- **WORK TASK**:
Copy the records below exactly.

- **TASK DATA**:
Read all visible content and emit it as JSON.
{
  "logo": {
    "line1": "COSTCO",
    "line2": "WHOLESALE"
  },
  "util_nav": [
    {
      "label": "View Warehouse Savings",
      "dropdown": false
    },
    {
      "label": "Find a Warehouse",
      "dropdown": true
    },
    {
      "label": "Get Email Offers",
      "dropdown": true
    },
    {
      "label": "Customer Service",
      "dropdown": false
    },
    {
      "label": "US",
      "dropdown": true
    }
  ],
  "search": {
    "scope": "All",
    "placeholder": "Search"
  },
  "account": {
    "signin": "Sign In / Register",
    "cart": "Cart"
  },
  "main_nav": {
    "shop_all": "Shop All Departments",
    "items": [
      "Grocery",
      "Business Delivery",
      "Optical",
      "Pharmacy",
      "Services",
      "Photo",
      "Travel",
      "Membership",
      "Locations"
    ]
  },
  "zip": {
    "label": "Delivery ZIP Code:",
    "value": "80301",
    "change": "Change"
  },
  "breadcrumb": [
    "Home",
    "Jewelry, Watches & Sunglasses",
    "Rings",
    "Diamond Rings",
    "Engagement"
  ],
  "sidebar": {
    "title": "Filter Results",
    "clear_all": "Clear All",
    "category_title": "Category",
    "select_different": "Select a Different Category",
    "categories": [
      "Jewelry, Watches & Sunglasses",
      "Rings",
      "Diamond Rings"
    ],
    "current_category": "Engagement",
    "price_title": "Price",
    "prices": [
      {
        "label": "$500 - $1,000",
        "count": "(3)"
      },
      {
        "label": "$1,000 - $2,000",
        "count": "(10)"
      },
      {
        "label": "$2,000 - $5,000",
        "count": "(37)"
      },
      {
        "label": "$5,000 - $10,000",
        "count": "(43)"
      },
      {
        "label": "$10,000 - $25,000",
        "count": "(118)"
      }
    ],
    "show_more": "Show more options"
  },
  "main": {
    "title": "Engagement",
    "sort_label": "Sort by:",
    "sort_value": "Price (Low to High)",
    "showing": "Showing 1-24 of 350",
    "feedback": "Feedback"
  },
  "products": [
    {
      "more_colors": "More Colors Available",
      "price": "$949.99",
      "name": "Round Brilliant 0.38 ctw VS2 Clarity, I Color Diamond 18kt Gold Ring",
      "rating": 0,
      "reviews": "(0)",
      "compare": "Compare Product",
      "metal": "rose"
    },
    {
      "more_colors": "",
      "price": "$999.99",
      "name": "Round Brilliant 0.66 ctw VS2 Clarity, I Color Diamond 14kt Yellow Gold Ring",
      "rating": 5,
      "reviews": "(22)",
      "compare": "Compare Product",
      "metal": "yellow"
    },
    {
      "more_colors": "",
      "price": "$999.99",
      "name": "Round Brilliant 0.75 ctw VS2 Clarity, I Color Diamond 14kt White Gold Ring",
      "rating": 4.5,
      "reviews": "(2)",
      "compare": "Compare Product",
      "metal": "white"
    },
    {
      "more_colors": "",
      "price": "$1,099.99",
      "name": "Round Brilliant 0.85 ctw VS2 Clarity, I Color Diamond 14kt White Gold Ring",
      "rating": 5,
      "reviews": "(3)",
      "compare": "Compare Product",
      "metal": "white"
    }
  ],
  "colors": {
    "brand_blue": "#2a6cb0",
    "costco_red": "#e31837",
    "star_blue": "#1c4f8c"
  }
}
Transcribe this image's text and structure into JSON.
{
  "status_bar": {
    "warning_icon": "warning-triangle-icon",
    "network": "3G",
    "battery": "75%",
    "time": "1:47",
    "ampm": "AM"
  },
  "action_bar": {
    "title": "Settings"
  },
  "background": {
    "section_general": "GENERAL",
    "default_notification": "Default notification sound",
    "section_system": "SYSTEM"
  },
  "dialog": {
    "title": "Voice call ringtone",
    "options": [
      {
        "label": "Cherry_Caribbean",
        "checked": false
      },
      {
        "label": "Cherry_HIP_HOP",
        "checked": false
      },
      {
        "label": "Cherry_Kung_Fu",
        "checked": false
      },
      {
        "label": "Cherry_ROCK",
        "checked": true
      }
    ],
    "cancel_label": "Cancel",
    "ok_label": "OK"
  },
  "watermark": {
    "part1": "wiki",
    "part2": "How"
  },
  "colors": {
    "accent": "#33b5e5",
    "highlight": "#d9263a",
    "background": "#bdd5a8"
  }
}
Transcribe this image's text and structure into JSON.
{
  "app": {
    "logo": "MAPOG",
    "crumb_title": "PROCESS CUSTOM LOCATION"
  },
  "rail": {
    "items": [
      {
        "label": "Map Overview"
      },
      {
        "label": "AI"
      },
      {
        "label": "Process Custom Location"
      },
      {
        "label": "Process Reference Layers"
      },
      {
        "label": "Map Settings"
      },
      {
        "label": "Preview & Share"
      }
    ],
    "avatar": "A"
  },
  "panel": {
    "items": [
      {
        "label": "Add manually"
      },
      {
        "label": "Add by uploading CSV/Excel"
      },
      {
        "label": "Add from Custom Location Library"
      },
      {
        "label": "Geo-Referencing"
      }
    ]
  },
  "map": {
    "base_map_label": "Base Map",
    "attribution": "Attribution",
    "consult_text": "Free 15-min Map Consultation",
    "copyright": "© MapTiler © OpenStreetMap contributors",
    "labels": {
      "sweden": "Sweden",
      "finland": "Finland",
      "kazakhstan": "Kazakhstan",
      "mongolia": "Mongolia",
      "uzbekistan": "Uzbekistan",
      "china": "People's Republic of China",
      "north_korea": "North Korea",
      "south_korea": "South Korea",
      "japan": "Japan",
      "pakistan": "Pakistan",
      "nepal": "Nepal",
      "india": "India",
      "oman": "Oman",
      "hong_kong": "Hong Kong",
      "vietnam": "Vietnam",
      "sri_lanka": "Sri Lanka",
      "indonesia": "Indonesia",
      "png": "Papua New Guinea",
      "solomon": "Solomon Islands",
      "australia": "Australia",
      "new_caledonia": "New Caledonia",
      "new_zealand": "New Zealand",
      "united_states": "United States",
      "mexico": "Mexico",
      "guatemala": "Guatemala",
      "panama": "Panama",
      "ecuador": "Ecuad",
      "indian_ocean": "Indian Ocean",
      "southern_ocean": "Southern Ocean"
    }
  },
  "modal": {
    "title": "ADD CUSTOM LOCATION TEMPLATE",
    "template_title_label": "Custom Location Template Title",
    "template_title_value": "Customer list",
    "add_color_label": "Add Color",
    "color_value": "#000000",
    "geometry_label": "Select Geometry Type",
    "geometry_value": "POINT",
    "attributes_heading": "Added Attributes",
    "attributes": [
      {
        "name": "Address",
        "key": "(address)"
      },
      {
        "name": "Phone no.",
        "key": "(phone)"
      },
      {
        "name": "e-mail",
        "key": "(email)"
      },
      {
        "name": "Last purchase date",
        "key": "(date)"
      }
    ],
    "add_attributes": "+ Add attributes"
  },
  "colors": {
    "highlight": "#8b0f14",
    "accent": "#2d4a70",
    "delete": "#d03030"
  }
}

- **RESPONSE TO THE EXERCISE**:
Read all visible content and emit it as JSON.
{
  "logo": {
    "line1": "COSTCO",
    "line2": "WHOLESALE"
  },
  "util_nav": [
    {
      "label": "View Warehouse Savings",
      "dropdown": false
    },
    {
      "label": "Find a Warehouse",
      "dropdown": true
    },
    {
      "label": "Get Email Offers",
      "dropdown": true
    },
    {
      "label": "Customer Service",
      "dropdown": false
    },
    {
      "label": "US",
      "dropdown": true
    }
  ],
  "search": {
    "scope": "All",
    "placeholder": "Search"
  },
  "account": {
    "signin": "Sign In / Register",
    "cart": "Cart"
  },
  "main_nav": {
    "shop_all": "Shop All Departments",
    "items": [
      "Grocery",
      "Business Delivery",
      "Optical",
      "Pharmacy",
      "Services",
      "Photo",
      "Travel",
      "Membership",
      "Locations"
    ]
  },
  "zip": {
    "label": "Delivery ZIP Code:",
    "value": "80301",
    "change": "Change"
  },
  "breadcrumb": [
    "Home",
    "Jewelry, Watches & Sunglasses",
    "Rings",
    "Diamond Rings",
    "Engagement"
  ],
  "sidebar": {
    "title": "Filter Results",
    "clear_all": "Clear All",
    "category_title": "Category",
    "select_different": "Select a Different Category",
    "categories": [
      "Jewelry, Watches & Sunglasses",
      "Rings",
      "Diamond Rings"
    ],
    "current_category": "Engagement",
    "price_title": "Price",
    "prices": [
      {
        "label": "$500 - $1,000",
        "count": "(3)"
      },
      {
        "label": "$1,000 - $2,000",
        "count": "(10)"
      },
      {
        "label": "$2,000 - $5,000",
        "count": "(37)"
      },
      {
        "label": "$5,000 - $10,000",
        "count": "(43)"
      },
      {
        "label": "$10,000 - $25,000",
        "count": "(118)"
      }
    ],
    "show_more": "Show more options"
  },
  "main": {
    "title": "Engagement",
    "sort_label": "Sort by:",
    "sort_value": "Price (Low to High)",
    "showing": "Showing 1-24 of 350",
    "feedback": "Feedback"
  },
  "products": [
    {
      "more_colors": "More Colors Available",
      "price": "$949.99",
      "name": "Round Brilliant 0.38 ctw VS2 Clarity, I Color Diamond 18kt Gold Ring",
      "rating": 0,
      "reviews": "(0)",
      "compare": "Compare Product",
      "metal": "rose"
    },
    {
      "more_colors": "",
      "price": "$999.99",
      "name": "Round Brilliant 0.66 ctw VS2 Clarity, I Color Diamond 14kt Yellow Gold Ring",
      "rating": 5,
      "reviews": "(22)",
      "compare": "Compare Product",
      "metal": "yellow"
    },
    {
      "more_colors": "",
      "price": "$999.99",
      "name": "Round Brilliant 0.75 ctw VS2 Clarity, I Color Diamond 14kt White Gold Ring",
      "rating": 4.5,
      "reviews": "(2)",
      "compare": "Compare Product",
      "metal": "white"
    },
    {
      "more_colors": "",
      "price": "$1,099.99",
      "name": "Round Brilliant 0.85 ctw VS2 Clarity, I Color Diamond 14kt White Gold Ring",
      "rating": 5,
      "reviews": "(3)",
      "compare": "Compare Product",
      "metal": "white"
    }
  ],
  "colors": {
    "brand_blue": "#2a6cb0",
    "costco_red": "#e31837",
    "star_blue": "#1c4f8c"
  }
}
Transcribe this image's text and structure into JSON.
{
  "status_bar": {
    "warning_icon": "warning-triangle-icon",
    "network": "3G",
    "battery": "75%",
    "time": "1:47",
    "ampm": "AM"
  },
  "action_bar": {
    "title": "Settings"
  },
  "background": {
    "section_general": "GENERAL",
    "default_notification": "Default notification sound",
    "section_system": "SYSTEM"
  },
  "dialog": {
    "title": "Voice call ringtone",
    "options": [
      {
        "label": "Cherry_Caribbean",
        "checked": false
      },
      {
        "label": "Cherry_HIP_HOP",
        "checked": false
      },
      {
        "label": "Cherry_Kung_Fu",
        "checked": false
      },
      {
        "label": "Cherry_ROCK",
        "checked": true
      }
    ],
    "cancel_label": "Cancel",
    "ok_label": "OK"
  },
  "watermark": {
    "part1": "wiki",
    "part2": "How"
  },
  "colors": {
    "accent": "#33b5e5",
    "highlight": "#d9263a",
    "background": "#bdd5a8"
  }
}
Transcribe this image's text and structure into JSON.
{
  "app": {
    "logo": "MAPOG",
    "crumb_title": "PROCESS CUSTOM LOCATION"
  },
  "rail": {
    "items": [
      {
        "label": "Map Overview"
      },
      {
        "label": "AI"
      },
      {
        "label": "Process Custom Location"
      },
      {
        "label": "Process Reference Layers"
      },
      {
        "label": "Map Settings"
      },
      {
        "label": "Preview & Share"
      }
    ],
    "avatar": "A"
  },
  "panel": {
    "items": [
      {
        "label": "Add manually"
      },
      {
        "label": "Add by uploading CSV/Excel"
      },
      {
        "label": "Add from Custom Location Library"
      },
      {
        "label": "Geo-Referencing"
      }
    ]
  },
  "map": {
    "base_map_label": "Base Map",
    "attribution": "Attribution",
    "consult_text": "Free 15-min Map Consultation",
    "copyright": "© MapTiler © OpenStreetMap contributors",
    "labels": {
      "sweden": "Sweden",
      "finland": "Finland",
      "kazakhstan": "Kazakhstan",
      "mongolia": "Mongolia",
      "uzbekistan": "Uzbekistan",
      "china": "People's Republic of China",
      "north_korea": "North Korea",
      "south_korea": "South Korea",
      "japan": "Japan",
      "pakistan": "Pakistan",
      "nepal": "Nepal",
      "india": "India",
      "oman": "Oman",
      "hong_kong": "Hong Kong",
      "vietnam": "Vietnam",
      "sri_lanka": "Sri Lanka",
      "indonesia": "Indonesia",
      "png": "Papua New Guinea",
      "solomon": "Solomon Islands",
      "australia": "Australia",
      "new_caledonia": "New Caledonia",
      "new_zealand": "New Zealand",
      "united_states": "United States",
      "mexico": "Mexico",
      "guatemala": "Guatemala",
      "panama": "Panama",
      "ecuador": "Ecuad",
      "indian_ocean": "Indian Ocean",
      "southern_ocean": "Southern Ocean"
    }
  },
  "modal": {
    "title": "ADD CUSTOM LOCATION TEMPLATE",
    "template_title_label": "Custom Location Template Title",
    "template_title_value": "Customer list",
    "add_color_label": "Add Color",
    "color_value": "#000000",
    "geometry_label": "Select Geometry Type",
    "geometry_value": "POINT",
    "attributes_heading": "Added Attributes",
    "attributes": [
      {
        "name": "Address",
        "key": "(address)"
      },
      {
        "name": "Phone no.",
        "key": "(phone)"
      },
      {
        "name": "e-mail",
        "key": "(email)"
      },
      {
        "name": "Last purchase date",
        "key": "(date)"
      }
    ],
    "add_attributes": "+ Add attributes"
  },
  "colors": {
    "highlight": "#8b0f14",
    "accent": "#2d4a70",
    "delete": "#d03030"
  }
}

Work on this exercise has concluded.